If you only glanced at the indices today, it looked as if it was a great week for traders.
The S&P 500 was up every day and jumped more than 5% for the week. You'd expect to see lots of high fiving and chest thumping among the bulls, but that was not the case. The main emotion was disappointment, as many market players were surprised by the straight up move and never managed to reposition themselves.
What caused the most consternation for traders was unrelenting buying despite great skepticism over the latest efforts to end Europe's sovereign debt issues. It was easy to talk yourself out of a bullish bias given the news flow.
Ironically, a high level of negativity and a great amount of skepticism drove the action. Market players were not positioned for anything positive and when the market started to run, they kept it going as they scrambled to keep pace. It was a classic example of how contrarian thinking is supposed to work.
I'm not sure that this week's action changed many opinions about the health of the European or the U.S. economies, but it probably did change some thinking about putting money to work. Market action like this causes skeptics to hold their noses and buy because they can't stand being left behind. That often turns out to be a poor strategy but the bears, who argued that all week, were the ones underperforming.

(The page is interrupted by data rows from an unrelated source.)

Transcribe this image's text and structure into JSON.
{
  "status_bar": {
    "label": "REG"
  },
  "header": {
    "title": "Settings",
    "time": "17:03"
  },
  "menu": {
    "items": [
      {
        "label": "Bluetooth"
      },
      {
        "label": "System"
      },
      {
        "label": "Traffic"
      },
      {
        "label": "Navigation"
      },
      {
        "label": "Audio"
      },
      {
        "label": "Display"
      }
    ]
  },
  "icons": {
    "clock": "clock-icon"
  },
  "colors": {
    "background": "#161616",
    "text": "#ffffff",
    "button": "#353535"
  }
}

Things won't be any easier next week. We have an extremely important meeting of the Fed. Expectations for some form of quantitative easing are extremely high and we are likely to see a major move when if that news hits on Wednesday at 2:15 p.m. EDT.